Synopses & Reviews
Behind this decision lay another. Whose forces would be the first to reach Berlin? General Dwight David Eisenhower, supreme commander of the British and American armies, chose to halt at the Elbe River and leave Berlin to the Red Army. Could he have beaten the Russians to Berlin? If so, why didn't he? If he had, would the Berlin question have arisen? Would Germany have been divided as it was? Would the Cold War have assumed a direction more favorable to the West? In a narrative of steady fascination, Stephen E. Ambrose describes both the political and the military aspects of the situation, sketches the key players, explains the alternatives, and considers the results. The result is a sharply focused light on an important question of the postwar world. This paperback edition features a new introduction by the author.

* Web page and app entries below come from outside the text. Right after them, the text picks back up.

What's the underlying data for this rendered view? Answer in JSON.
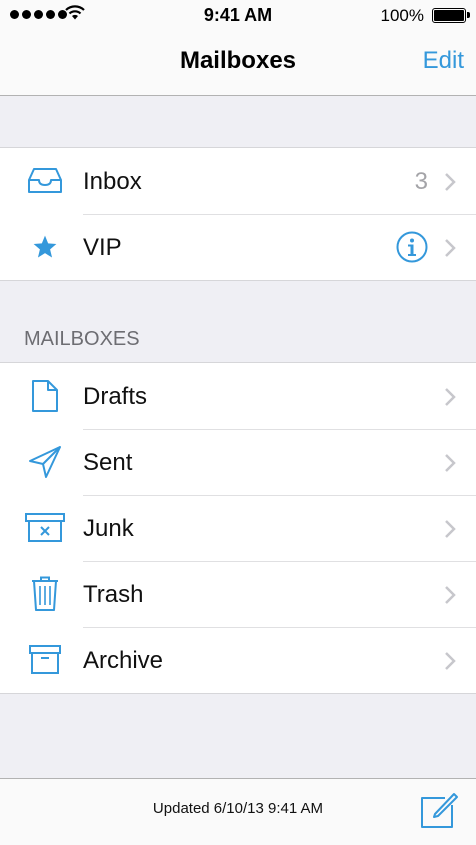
{
  "status_bar": {
    "time": "9:41 AM",
    "battery_percent": "100%"
  },
  "nav": {
    "title": "Mailboxes",
    "edit_label": "Edit"
  },
  "accent_color": "#3498db",
  "top_items": [
    {
      "label": "Inbox",
      "icon": "inbox-icon",
      "count": "3"
    },
    {
      "label": "VIP",
      "icon": "star-icon"
    }
  ],
  "mailboxes_section": {
    "header": "MAILBOXES",
    "items": [
      {
        "label": "Drafts",
        "icon": "document-icon"
      },
      {
        "label": "Sent",
        "icon": "paper-plane-icon"
      },
      {
        "label": "Junk",
        "icon": "junk-bin-icon"
      },
      {
        "label": "Trash",
        "icon": "trash-can-icon"
      },
      {
        "label": "Archive",
        "icon": "archive-box-icon"
      }
    ]
  },
  "toolbar": {
    "updated_text": "Updated 6/10/13 9:41 AM"
  }
}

In the final months of World War II, with the Allied forces streaming into Germany, a line had to be drawn to prevent a clash between the Russian and Anglo-American armies. Ambrose describes the political and military aspects of the situation, explains the alternatives and considers the results.
Includes bibliographical references (p. 107-111) and index.
About the Author
The distinguished historian Stephen E. Ambrose is the author of several best-selling books on World War II and was an editor of the Eisenhower Papers.